(Dataset rows describing interfaces)
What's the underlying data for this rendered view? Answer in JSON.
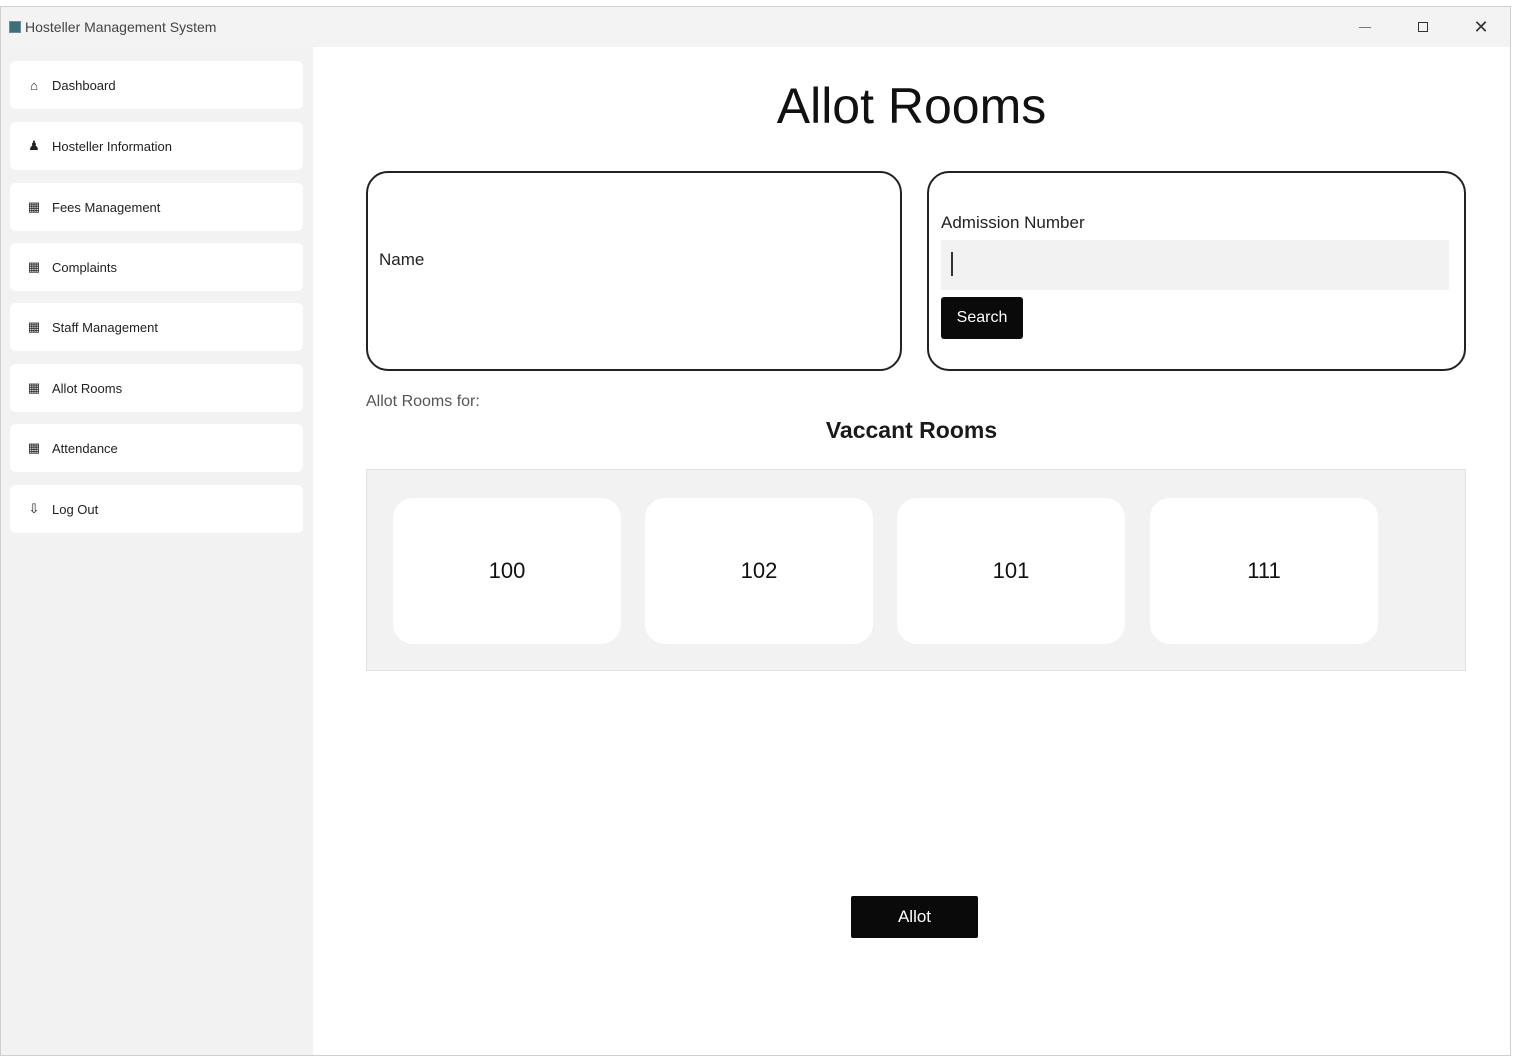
{
  "window": {
    "title": "Hosteller Management System",
    "controls": {
      "minimize": "—",
      "maximize": "",
      "close": "✕"
    }
  },
  "sidebar": {
    "items": [
      {
        "label": "Dashboard",
        "icon": "home-icon",
        "glyph": "⌂"
      },
      {
        "label": "Hosteller Information",
        "icon": "person-icon",
        "glyph": "♟"
      },
      {
        "label": "Fees Management",
        "icon": "grid-icon",
        "glyph": "▦"
      },
      {
        "label": "Complaints",
        "icon": "grid-icon",
        "glyph": "▦"
      },
      {
        "label": "Staff Management",
        "icon": "grid-icon",
        "glyph": "▦"
      },
      {
        "label": "Allot Rooms",
        "icon": "grid-icon",
        "glyph": "▦"
      },
      {
        "label": "Attendance",
        "icon": "grid-icon",
        "glyph": "▦"
      },
      {
        "label": "Log Out",
        "icon": "logout-icon",
        "glyph": "⇩"
      }
    ]
  },
  "main": {
    "title": "Allot Rooms",
    "name_card": {
      "label": "Name"
    },
    "admission_card": {
      "label": "Admission Number",
      "value": "",
      "search_label": "Search"
    },
    "allot_for_label": "Allot Rooms for:",
    "vacant_heading": "Vaccant Rooms",
    "rooms": [
      "100",
      "102",
      "101",
      "111"
    ],
    "allot_button": "Allot"
  }
}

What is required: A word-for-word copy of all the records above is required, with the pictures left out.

Result of the task:
What's the underlying data for this rendered view? Answer in JSON.
{
  "window": {
    "title": "Hosteller Management System",
    "controls": {
      "minimize": "—",
      "maximize": "",
      "close": "✕"
    }
  },
  "sidebar": {
    "items": [
      {
        "label": "Dashboard",
        "icon": "home-icon",
        "glyph": "⌂"
      },
      {
        "label": "Hosteller Information",
        "icon": "person-icon",
        "glyph": "♟"
      },
      {
        "label": "Fees Management",
        "icon": "grid-icon",
        "glyph": "▦"
      },
      {
        "label": "Complaints",
        "icon": "grid-icon",
        "glyph": "▦"
      },
      {
        "label": "Staff Management",
        "icon": "grid-icon",
        "glyph": "▦"
      },
      {
        "label": "Allot Rooms",
        "icon": "grid-icon",
        "glyph": "▦"
      },
      {
        "label": "Attendance",
        "icon": "grid-icon",
        "glyph": "▦"
      },
      {
        "label": "Log Out",
        "icon": "logout-icon",
        "glyph": "⇩"
      }
    ]
  },
  "main": {
    "title": "Allot Rooms",
    "name_card": {
      "label": "Name"
    },
    "admission_card": {
      "label": "Admission Number",
      "value": "",
      "search_label": "Search"
    },
    "allot_for_label": "Allot Rooms for:",
    "vacant_heading": "Vaccant Rooms",
    "rooms": [
      "100",
      "102",
      "101",
      "111"
    ],
    "allot_button": "Allot"
  }
}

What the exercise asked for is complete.